Books by Geoffrey Cowan

LET THE PEOPLE RULE by Geoffrey Cowan
Released: Jan. 11, 2016

"Political junkies will delight in this rollicking history containing lessons applicable to our contemporary political landscape."
The history of the 1912 battle among Theodore Roosevelt, William Howard Taft, and Robert La Follette for the presidency of the United States, which gave birth to the first presidential primary. Read full book review >
Released: April 1, 1993

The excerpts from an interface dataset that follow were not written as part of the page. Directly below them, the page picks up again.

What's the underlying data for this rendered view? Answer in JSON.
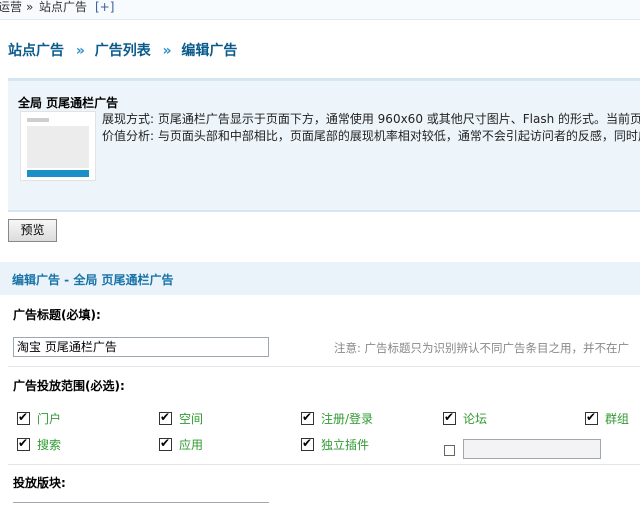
{
  "topbar": {
    "crumb_a": "运营",
    "crumb_sep": "»",
    "crumb_b": "站点广告",
    "add_label": "[+]"
  },
  "heading": {
    "part1": "站点广告",
    "sep1": "»",
    "part2": "广告列表",
    "sep2": "»",
    "part3": "编辑广告"
  },
  "info": {
    "title": "全局  页尾通栏广告",
    "line1": "展现方式: 页尾通栏广告显示于页面下方，通常使用  960x60 或其他尺寸图片、Flash 的形式。当前页",
    "line2": "价值分析: 与页面头部和中部相比，页面尾部的展现机率相对较低，通常不会引起访问者的反感，同时广"
  },
  "preview_button": "预览",
  "section_title": "编辑广告  - 全局  页尾通栏广告",
  "form": {
    "title_label": "广告标题(必填):",
    "title_value": "淘宝   页尾通栏广告",
    "title_note": "注意: 广告标题只为识别辨认不同广告条目之用，并不在广",
    "scope_label": "广告投放范围(必选):",
    "scope_items": [
      {
        "label": "门户",
        "checked": true
      },
      {
        "label": "空间",
        "checked": true
      },
      {
        "label": "注册/登录",
        "checked": true
      },
      {
        "label": "论坛",
        "checked": true
      },
      {
        "label": "群组",
        "checked": true
      },
      {
        "label": "搜索",
        "checked": true
      },
      {
        "label": "应用",
        "checked": true
      },
      {
        "label": "独立插件",
        "checked": true
      }
    ],
    "other_checked": false,
    "other_value": "",
    "block_label": "投放版块:"
  }
}
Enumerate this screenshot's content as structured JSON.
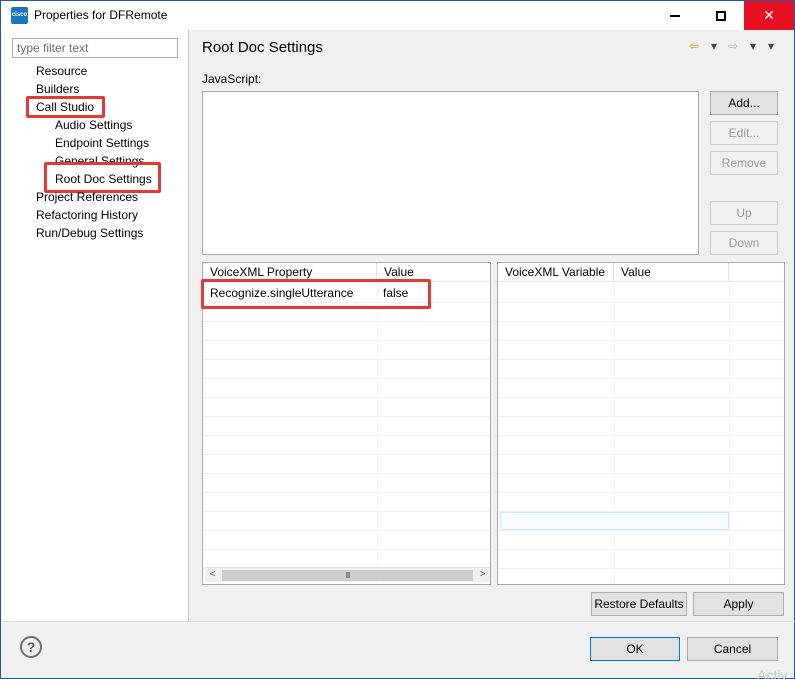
{
  "window": {
    "title": "Properties for DFRemote",
    "app_icon_text": "cisco",
    "minimize_symbol": "",
    "maximize_symbol": "",
    "close_symbol": "✕"
  },
  "sidebar": {
    "filter_placeholder": "type filter text",
    "items": [
      {
        "label": "Resource",
        "level": 0,
        "highlighted": false
      },
      {
        "label": "Builders",
        "level": 0,
        "highlighted": false
      },
      {
        "label": "Call Studio",
        "level": 0,
        "highlighted": true
      },
      {
        "label": "Audio Settings",
        "level": 1,
        "highlighted": false
      },
      {
        "label": "Endpoint Settings",
        "level": 1,
        "highlighted": false
      },
      {
        "label": "General Settings",
        "level": 1,
        "highlighted": false
      },
      {
        "label": "Root Doc Settings",
        "level": 1,
        "highlighted": true,
        "selected": true
      },
      {
        "label": "Project References",
        "level": 0,
        "highlighted": false
      },
      {
        "label": "Refactoring History",
        "level": 0,
        "highlighted": false
      },
      {
        "label": "Run/Debug Settings",
        "level": 0,
        "highlighted": false
      }
    ]
  },
  "main": {
    "title": "Root Doc Settings",
    "nav": {
      "back_icon": "⇦",
      "back_menu_icon": "▾",
      "forward_icon": "⇨",
      "forward_menu_icon": "▾",
      "view_menu_icon": "▾"
    },
    "javascript_label": "JavaScript:",
    "javascript_value": "",
    "buttons": {
      "add": "Add...",
      "edit": "Edit...",
      "remove": "Remove",
      "up": "Up",
      "down": "Down"
    },
    "property_table": {
      "columns": [
        "VoiceXML Property",
        "Value"
      ],
      "rows": [
        {
          "property": "Recognize.singleUtterance",
          "value": "false",
          "highlighted": true
        }
      ],
      "scroll_left": "<",
      "scroll_right": ">",
      "scroll_grip": "III"
    },
    "variable_table": {
      "columns": [
        "VoiceXML Variable",
        "Value"
      ],
      "rows": []
    },
    "restore_defaults": "Restore Defaults",
    "apply": "Apply"
  },
  "footer": {
    "help_icon": "?",
    "ok": "OK",
    "cancel": "Cancel",
    "watermark": "Activ"
  },
  "colors": {
    "highlight_border": "#e53935",
    "close_button": "#e81123",
    "ok_border": "#0078d7"
  }
}
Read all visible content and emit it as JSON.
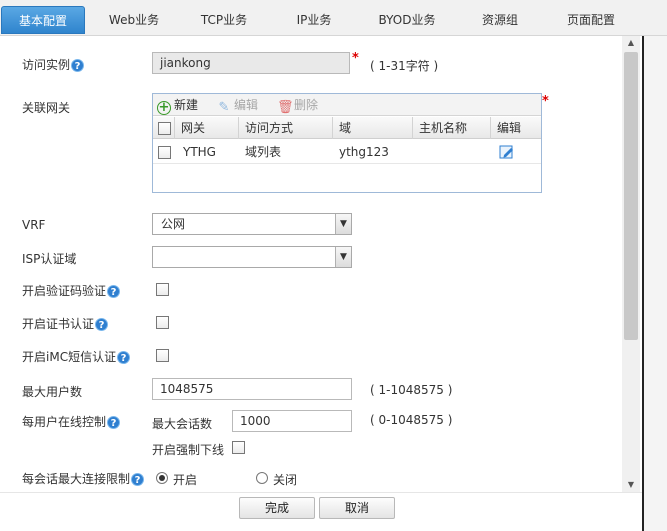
{
  "tabs": [
    {
      "label": "基本配置",
      "active": true
    },
    {
      "label": "Web业务"
    },
    {
      "label": "TCP业务"
    },
    {
      "label": "IP业务"
    },
    {
      "label": "BYOD业务"
    },
    {
      "label": "资源组"
    },
    {
      "label": "页面配置"
    }
  ],
  "form": {
    "instance": {
      "label": "访问实例",
      "value": "jiankong",
      "required": "*",
      "hint": "( 1-31字符 )"
    },
    "gateway": {
      "label": "关联网关",
      "required": "*",
      "toolbar": {
        "new": "新建",
        "edit": "编辑",
        "delete": "删除"
      },
      "columns": [
        "网关",
        "访问方式",
        "域",
        "主机名称",
        "编辑"
      ],
      "rows": [
        {
          "gateway": "YTHG",
          "method": "域列表",
          "domain": "ythg123",
          "host": ""
        }
      ]
    },
    "vrf": {
      "label": "VRF",
      "value": "公网"
    },
    "isp": {
      "label": "ISP认证域",
      "value": ""
    },
    "captcha": {
      "label": "开启验证码验证"
    },
    "cert": {
      "label": "开启证书认证"
    },
    "imc": {
      "label": "开启iMC短信认证"
    },
    "max_users": {
      "label": "最大用户数",
      "value": "1048575",
      "hint": "( 1-1048575 )"
    },
    "online": {
      "label": "每用户在线控制",
      "max_sessions_label": "最大会话数",
      "max_sessions_value": "1000",
      "hint": "( 0-1048575 )",
      "force_offline_label": "开启强制下线"
    },
    "conn_limit": {
      "label": "每会话最大连接限制",
      "on": "开启",
      "off": "关闭"
    }
  },
  "buttons": {
    "ok": "完成",
    "cancel": "取消"
  },
  "colors": {
    "tab_active": "#3a8fd6",
    "required": "#dd0000",
    "help": "#2f7fd0"
  }
}
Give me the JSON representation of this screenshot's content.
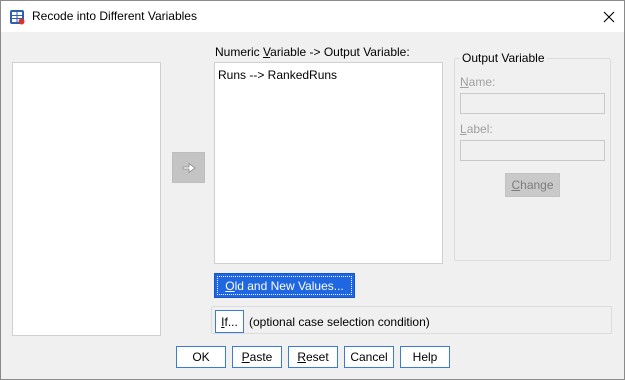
{
  "window": {
    "title": "Recode into Different Variables",
    "icons": {
      "app": "recode-table-icon",
      "close": "close-icon"
    }
  },
  "target_list": {
    "label_parts": [
      "Numeric ",
      "V",
      "ariable -> Output Variable:"
    ],
    "items": [
      "Runs --> RankedRuns"
    ]
  },
  "move_button": {
    "icon": "right-arrow-icon",
    "state": "disabled"
  },
  "output_variable": {
    "group_title": "Output Variable",
    "name_label_parts": [
      "N",
      "ame:"
    ],
    "name_value": "",
    "label_label_parts": [
      "L",
      "abel:"
    ],
    "label_value": "",
    "change_label_parts": [
      "C",
      "hange"
    ]
  },
  "old_new_button": {
    "label_parts": [
      "O",
      "ld and New Values..."
    ]
  },
  "if_section": {
    "button_parts": [
      "I",
      "f..."
    ],
    "description": "(optional case selection condition)"
  },
  "buttons": {
    "ok": {
      "label": "OK"
    },
    "paste": {
      "label_parts": [
        "P",
        "aste"
      ]
    },
    "reset": {
      "label_parts": [
        "R",
        "eset"
      ]
    },
    "cancel": {
      "label": "Cancel"
    },
    "help": {
      "label": "Help"
    }
  },
  "colors": {
    "accent": "#1f67e0",
    "dialog_background": "#f0f0f0",
    "disabled_text": "#a0a0a0"
  }
}
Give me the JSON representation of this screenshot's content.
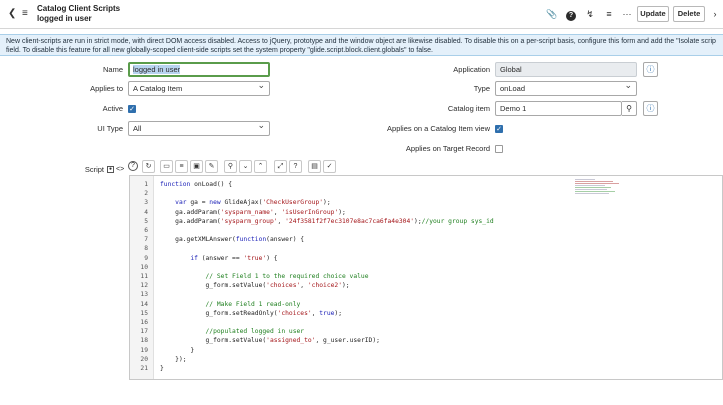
{
  "header": {
    "title": "Catalog Client Scripts",
    "subtitle": "logged in user",
    "update_label": "Update",
    "delete_label": "Delete",
    "icons": [
      "paperclip-icon",
      "help-icon",
      "activity-icon",
      "settings-icon",
      "more-icon"
    ]
  },
  "banner": {
    "line1": "New client-scripts are run in strict mode, with direct DOM access disabled. Access to jQuery, prototype and the window object are likewise disabled. To disable this on a per-script basis, configure this form and add the \"Isolate scrip",
    "line2": "field. To disable this feature for all new globally-scoped client-side scripts set the system property \"glide.script.block.client.globals\" to false."
  },
  "form": {
    "name_label": "Name",
    "name_value": "logged in user",
    "applies_to_label": "Applies to",
    "applies_to_value": "A Catalog Item",
    "active_label": "Active",
    "ui_type_label": "UI Type",
    "ui_type_value": "All",
    "application_label": "Application",
    "application_value": "Global",
    "type_label": "Type",
    "type_value": "onLoad",
    "catalog_item_label": "Catalog item",
    "catalog_item_value": "Demo 1",
    "applies_on_view_label": "Applies on a Catalog Item view",
    "applies_on_target_label": "Applies on Target Record",
    "script_label": "Script"
  },
  "editor": {
    "lines": [
      {
        "n": "1",
        "code": "function onLoad() {"
      },
      {
        "n": "2",
        "code": ""
      },
      {
        "n": "3",
        "code": "    var ga = new GlideAjax('CheckUserGroup');"
      },
      {
        "n": "4",
        "code": "    ga.addParam('sysparm_name', 'isUserInGroup');"
      },
      {
        "n": "5",
        "code": "    ga.addParam('sysparm_group', '24f3581f2f7ec3107e8ac7ca6fa4e304');//your group sys_id"
      },
      {
        "n": "6",
        "code": ""
      },
      {
        "n": "7",
        "code": "    ga.getXMLAnswer(function(answer) {"
      },
      {
        "n": "8",
        "code": ""
      },
      {
        "n": "9",
        "code": "        if (answer == 'true') {"
      },
      {
        "n": "10",
        "code": ""
      },
      {
        "n": "11",
        "code": "            // Set Field 1 to the required choice value"
      },
      {
        "n": "12",
        "code": "            g_form.setValue('choices', 'choice2');"
      },
      {
        "n": "13",
        "code": ""
      },
      {
        "n": "14",
        "code": "            // Make Field 1 read-only"
      },
      {
        "n": "15",
        "code": "            g_form.setReadOnly('choices', true);"
      },
      {
        "n": "16",
        "code": ""
      },
      {
        "n": "17",
        "code": "            //populated logged in user"
      },
      {
        "n": "18",
        "code": "            g_form.setValue('assigned_to', g_user.userID);"
      },
      {
        "n": "19",
        "code": "        }"
      },
      {
        "n": "20",
        "code": "    });"
      },
      {
        "n": "21",
        "code": "}"
      }
    ]
  },
  "colors": {
    "banner_bg": "#e4f0fa",
    "focus_border": "#5a9c4b",
    "checkbox_on": "#2f6fad",
    "keyword": "#1d22b8",
    "string": "#a4161a",
    "comment": "#1e7f1e"
  }
}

A revisionist study of Clarence Darrow in which Cowan, an attorney and historian (See No Evil, 1979; UCLA), concludes that the legendary lawyer—despite being acquitted in 1912 of the charge—did indeed try to bribe a jury in a criminal case. Darrow is generally remembered as an almost saintly figure who used his matchless eloquence and intellect to serve the cause of the poor and working classes, with brilliant success and often for no pay. But the truth, Cowan suggests, was more complex and interesting: Darrow was a gifted, idealistic man, devoted to the causes of underdogs but cynically disdainful of traditional concepts of truth and justice. In 1911, the attorney, already nationally famous for his defense of labor cases, was comfortably engaged in a lucrative corporate practice when he assumed the defense of J.J. McNamara, a popular leader of the Structural Iron Workers Union, and of McNamara's brother Jim: The two were indicted for murder in the fatal bombing of the Los Angeles Times building. Cowan tells how Darrow, desperate to save his clients from almost certain hanging, urged his agents to plant spies among the detectives and prosecutors and to attempt to bribe key prosecution witnesses and jurors. After one of Darrow's friends was arrested in the act of passing money to a juror, the McNamara case was settled quickly, with Jim McNamara receiving a life sentence and J.J. getting 15 years. Prosecutors then indicted Darrow for jury tampering, but, after a long and spirited defense—much of which Darrow handled himself—the jury was won over by the lawyer's eloquence and acquitted him despite considerable evidence of guilt. Cowan suggests that Darrow emerged from the experience chastened and wiser, going on to argue his greatest cases. A tense and riveting account that neatly balances courtroom drama with fascinating glimpses into Darrow's enigmatic conscience. (Eight pages of b&w photographs—not seen) Read full book review >